| WORK TO BE COMPLETED |
Restate the entries below exactly. Images are not part of the copy.

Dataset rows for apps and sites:
========

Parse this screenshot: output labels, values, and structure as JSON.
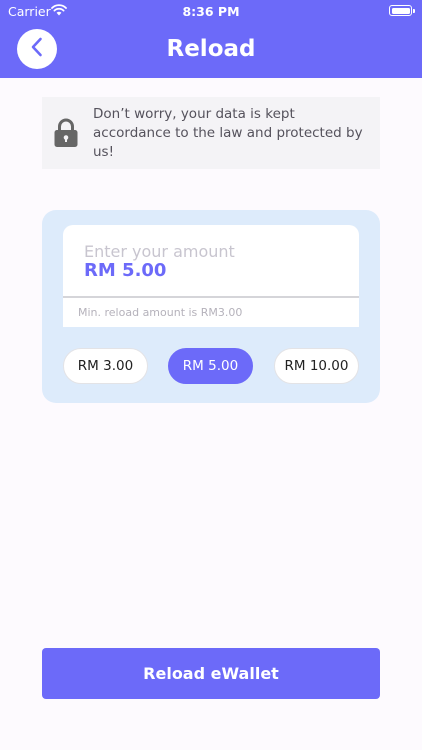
{
  "status_bar": {
    "carrier": "Carrier",
    "time": "8:36 PM"
  },
  "header": {
    "title": "Reload",
    "back_icon": "chevron-left-icon"
  },
  "notice": {
    "icon": "lock-icon",
    "text": "Don’t worry, your data is kept accordance to the law and protected by us!"
  },
  "amount": {
    "label": "Enter your amount",
    "value": "RM 5.00",
    "min_note": "Min. reload amount is RM3.00"
  },
  "chips": [
    {
      "label": "RM 3.00",
      "selected": false
    },
    {
      "label": "RM 5.00",
      "selected": true
    },
    {
      "label": "RM 10.00",
      "selected": false
    }
  ],
  "submit": {
    "label": "Reload eWallet"
  },
  "colors": {
    "accent": "#6C6AF9",
    "card_bg": "#DDEBFB",
    "page_bg": "#FDFAFE"
  }
}
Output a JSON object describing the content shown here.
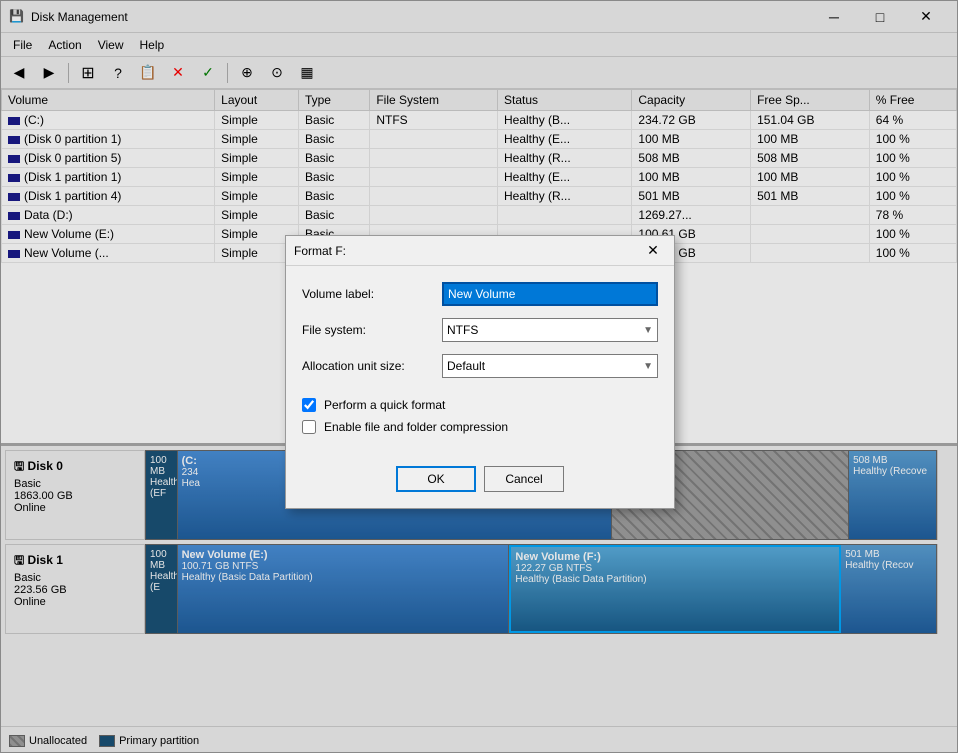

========

| RESPONSE |
Parse this screenshot: output labels, values, and structure as JSON.
{
  "status_bar": {
    "carrier": "Carrier",
    "time": "8:36 PM"
  },
  "header": {
    "title": "Reload",
    "back_icon": "chevron-left-icon"
  },
  "notice": {
    "icon": "lock-icon",
    "text": "Don’t worry, your data is kept accordance to the law and protected by us!"
  },
  "amount": {
    "label": "Enter your amount",
    "value": "RM 5.00",
    "min_note": "Min. reload amount is RM3.00"
  },
  "chips": [
    {
      "label": "RM 3.00",
      "selected": false
    },
    {
      "label": "RM 5.00",
      "selected": true
    },
    {
      "label": "RM 10.00",
      "selected": false
    }
  ],
  "submit": {
    "label": "Reload eWallet"
  },
  "colors": {
    "accent": "#6C6AF9",
    "card_bg": "#DDEBFB",
    "page_bg": "#FDFAFE"
  }
}
Output a JSON object describing the content shown here.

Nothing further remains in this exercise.